Autumn brings brilliant hues that brighten up the Nova Scotia landscape. In the salt marsh, maple leaves and red apples stand in bright contrast to the evergreens and grey waters.
Bright orange rose hips replace summer’s pink blooms on the wild rose bushes. Full of vitamin C, they’ll provide a nourishing treat for birds in the cold winter months ahead. They’re often dried for use in herbal teas.

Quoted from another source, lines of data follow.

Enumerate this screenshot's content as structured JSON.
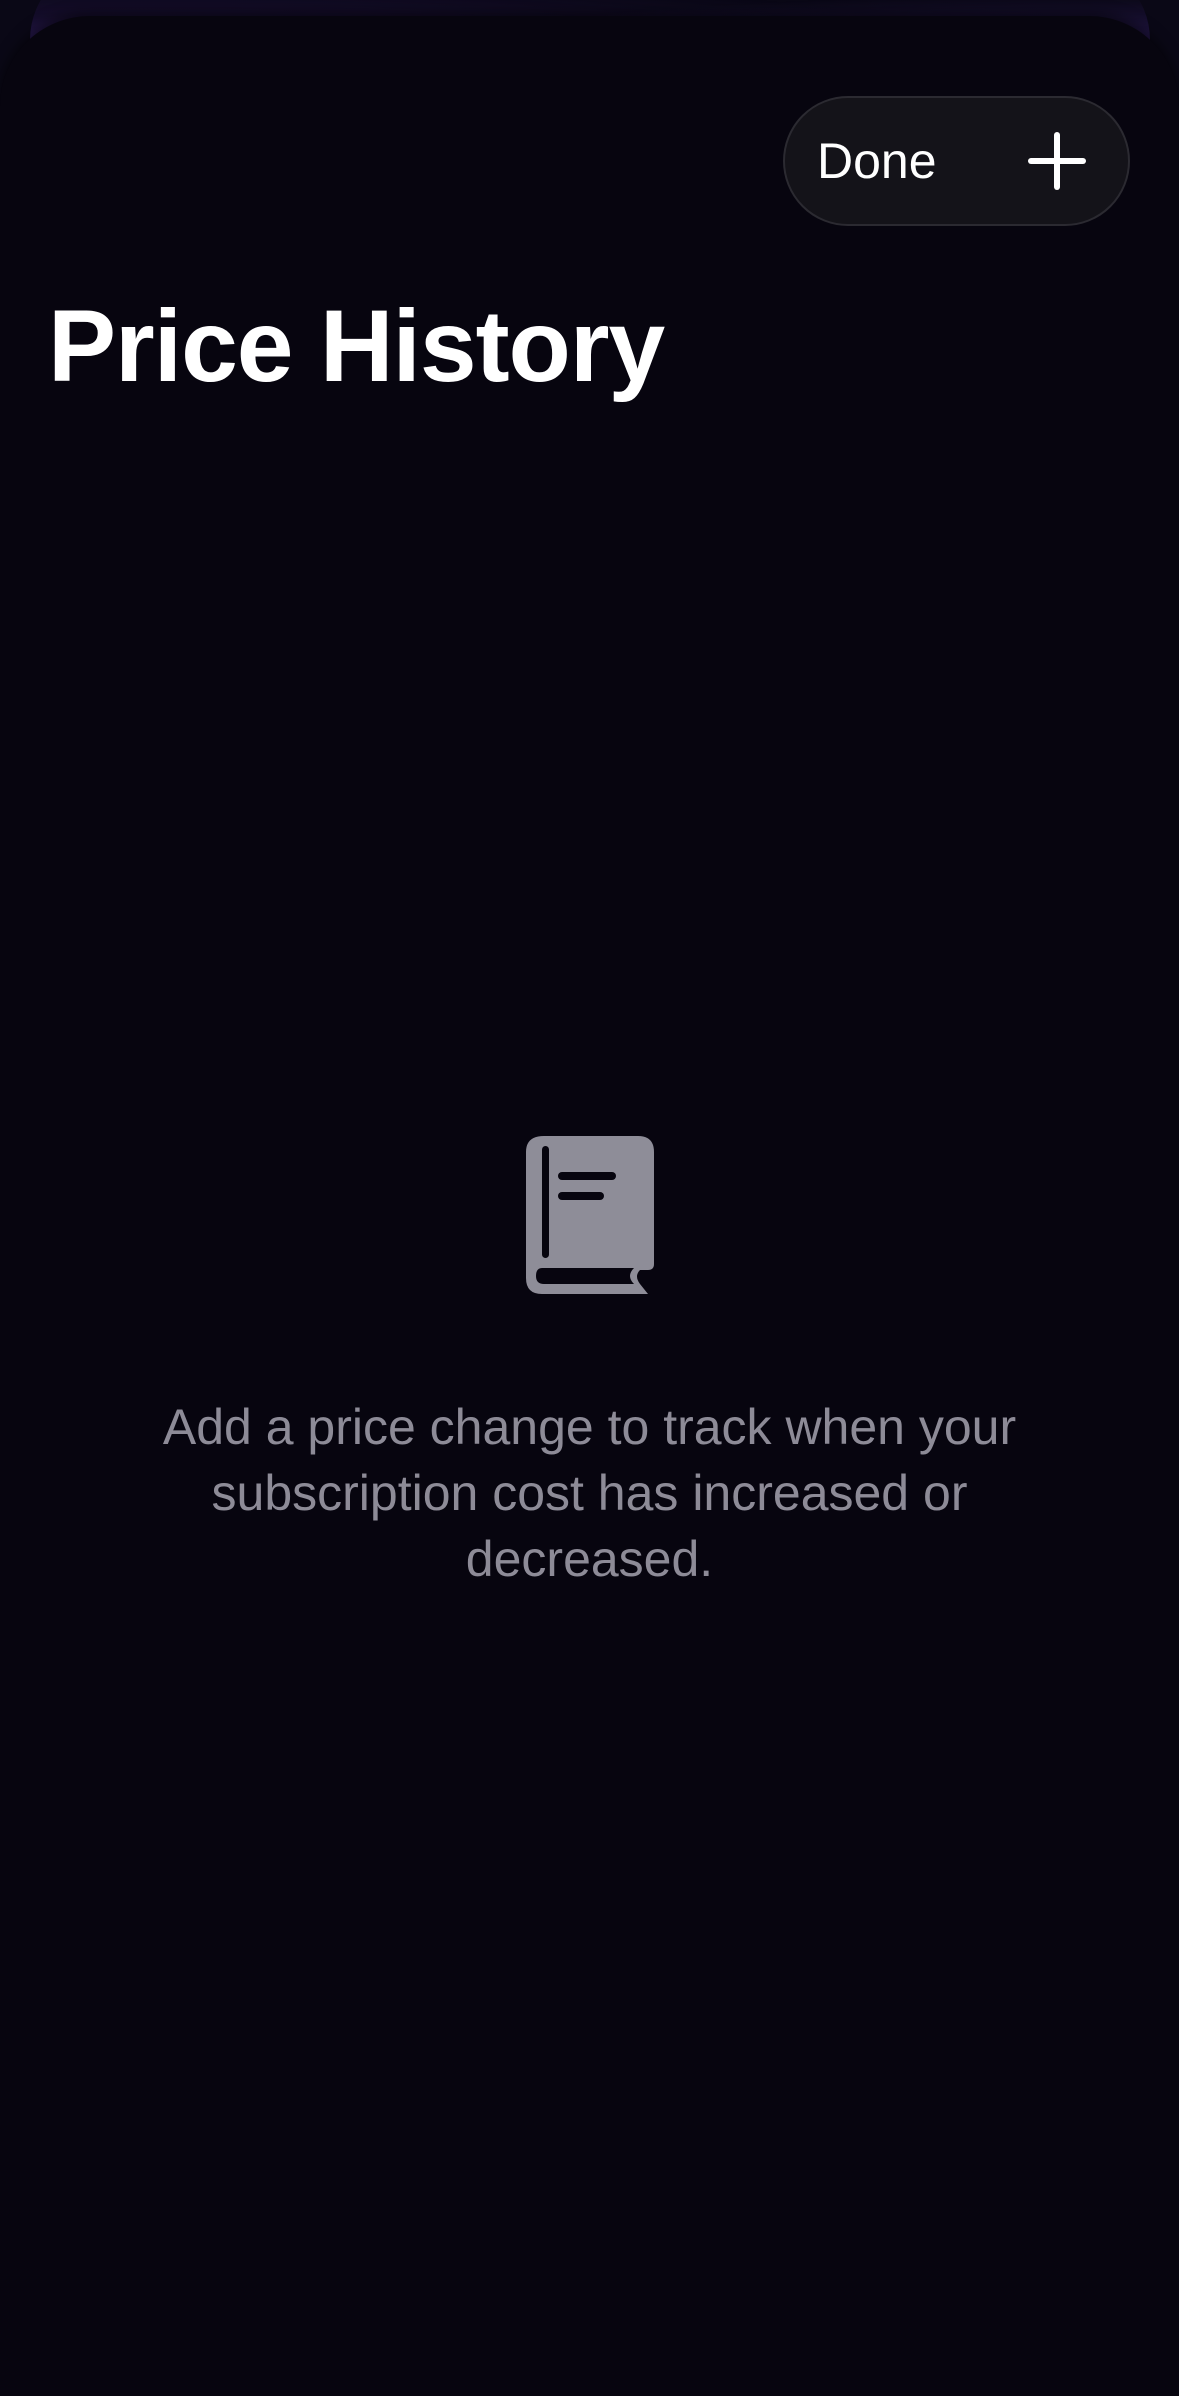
{
  "toolbar": {
    "done_label": "Done",
    "add_icon": "plus-icon"
  },
  "page": {
    "title": "Price History"
  },
  "empty_state": {
    "icon": "book-icon",
    "message": "Add a price change to track when your subscription cost has increased or decreased."
  },
  "colors": {
    "background": "#07050f",
    "pill_background": "#141319",
    "title": "#ffffff",
    "muted_text": "#8d8b97",
    "icon": "#8e8d98"
  }
}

Unlike the rose hips, the elongated nightshade berries shown at left, are NOT edible. Both the fruit and leaves of this plant are extremely toxic. Consumption of fewer than five of these berries can be lethal to children. It’s best not to eat any wild berries that grow in a similar oblong (as opposed to spherical) shape. These nightshade plants are numerous along the edges of the salt marsh trail and can be identified by their purple flowers during the summer months.

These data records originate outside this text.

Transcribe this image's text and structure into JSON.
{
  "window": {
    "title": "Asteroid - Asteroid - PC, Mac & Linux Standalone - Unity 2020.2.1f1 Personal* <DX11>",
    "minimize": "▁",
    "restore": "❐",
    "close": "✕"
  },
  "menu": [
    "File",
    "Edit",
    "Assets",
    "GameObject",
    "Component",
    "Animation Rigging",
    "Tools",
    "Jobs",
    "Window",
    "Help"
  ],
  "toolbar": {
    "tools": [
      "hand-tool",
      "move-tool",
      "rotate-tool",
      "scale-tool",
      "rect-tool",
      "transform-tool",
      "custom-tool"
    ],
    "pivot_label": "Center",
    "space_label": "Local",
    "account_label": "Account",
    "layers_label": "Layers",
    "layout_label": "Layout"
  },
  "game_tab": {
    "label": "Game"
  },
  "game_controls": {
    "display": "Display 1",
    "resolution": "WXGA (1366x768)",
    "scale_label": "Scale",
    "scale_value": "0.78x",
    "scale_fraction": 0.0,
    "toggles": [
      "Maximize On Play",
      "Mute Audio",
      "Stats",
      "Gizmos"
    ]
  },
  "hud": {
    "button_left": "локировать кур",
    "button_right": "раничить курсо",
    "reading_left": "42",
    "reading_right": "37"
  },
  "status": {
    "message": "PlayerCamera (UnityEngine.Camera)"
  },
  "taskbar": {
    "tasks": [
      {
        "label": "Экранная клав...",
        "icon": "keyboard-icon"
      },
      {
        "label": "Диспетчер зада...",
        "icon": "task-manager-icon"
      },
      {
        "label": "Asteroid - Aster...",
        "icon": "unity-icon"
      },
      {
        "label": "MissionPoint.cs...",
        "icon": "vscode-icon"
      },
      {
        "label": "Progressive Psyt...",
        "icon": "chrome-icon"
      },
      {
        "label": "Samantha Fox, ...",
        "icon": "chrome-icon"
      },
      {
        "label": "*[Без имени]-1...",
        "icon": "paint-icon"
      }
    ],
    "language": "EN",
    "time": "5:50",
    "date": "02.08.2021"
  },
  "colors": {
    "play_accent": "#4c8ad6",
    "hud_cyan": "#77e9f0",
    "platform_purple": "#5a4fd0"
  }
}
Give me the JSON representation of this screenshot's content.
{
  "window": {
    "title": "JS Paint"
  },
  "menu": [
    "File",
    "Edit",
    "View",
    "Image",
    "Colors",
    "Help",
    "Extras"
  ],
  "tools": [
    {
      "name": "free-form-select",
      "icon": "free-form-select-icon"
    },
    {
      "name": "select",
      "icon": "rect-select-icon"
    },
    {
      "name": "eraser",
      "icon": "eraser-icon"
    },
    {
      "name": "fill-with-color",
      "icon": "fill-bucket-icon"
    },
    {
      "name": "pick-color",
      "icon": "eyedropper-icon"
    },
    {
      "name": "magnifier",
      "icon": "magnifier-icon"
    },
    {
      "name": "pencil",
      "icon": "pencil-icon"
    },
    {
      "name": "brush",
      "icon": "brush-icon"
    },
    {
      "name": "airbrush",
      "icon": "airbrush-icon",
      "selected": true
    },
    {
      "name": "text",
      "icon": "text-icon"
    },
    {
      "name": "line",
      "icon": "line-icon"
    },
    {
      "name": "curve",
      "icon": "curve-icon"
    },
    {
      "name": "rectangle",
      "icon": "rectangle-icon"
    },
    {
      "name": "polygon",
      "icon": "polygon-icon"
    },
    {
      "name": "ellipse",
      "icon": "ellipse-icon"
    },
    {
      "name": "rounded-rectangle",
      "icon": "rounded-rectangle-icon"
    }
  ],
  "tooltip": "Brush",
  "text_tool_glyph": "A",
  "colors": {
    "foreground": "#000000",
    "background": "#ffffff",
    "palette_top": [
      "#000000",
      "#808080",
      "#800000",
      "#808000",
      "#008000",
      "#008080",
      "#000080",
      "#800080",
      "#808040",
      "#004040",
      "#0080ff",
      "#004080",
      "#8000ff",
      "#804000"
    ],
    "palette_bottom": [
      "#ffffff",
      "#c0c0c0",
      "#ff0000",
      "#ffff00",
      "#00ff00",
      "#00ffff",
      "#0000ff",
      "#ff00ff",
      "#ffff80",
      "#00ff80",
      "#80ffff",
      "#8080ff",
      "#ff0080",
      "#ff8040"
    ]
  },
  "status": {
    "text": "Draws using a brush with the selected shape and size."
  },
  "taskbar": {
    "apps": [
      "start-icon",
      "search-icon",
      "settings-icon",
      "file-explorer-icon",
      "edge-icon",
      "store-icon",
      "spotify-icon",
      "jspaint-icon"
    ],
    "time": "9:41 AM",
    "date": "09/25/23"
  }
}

Nightshade was used to poison the tips of arrows by early people. It was also used to poison political rivals in Ancient Rome and employed by MacBeth to poison troops in Scotland.
This single long stemmed red rose was found wedged between two tree trunks along Rosemary’s Way, a small path that leads off to the side before the first bridge on the trail. How it arrived in this setting is a mystery. Besides heralding the cooler days ahead, it would appear that Autumn’s colours reveal the fiery passions that still lie beneath the surface.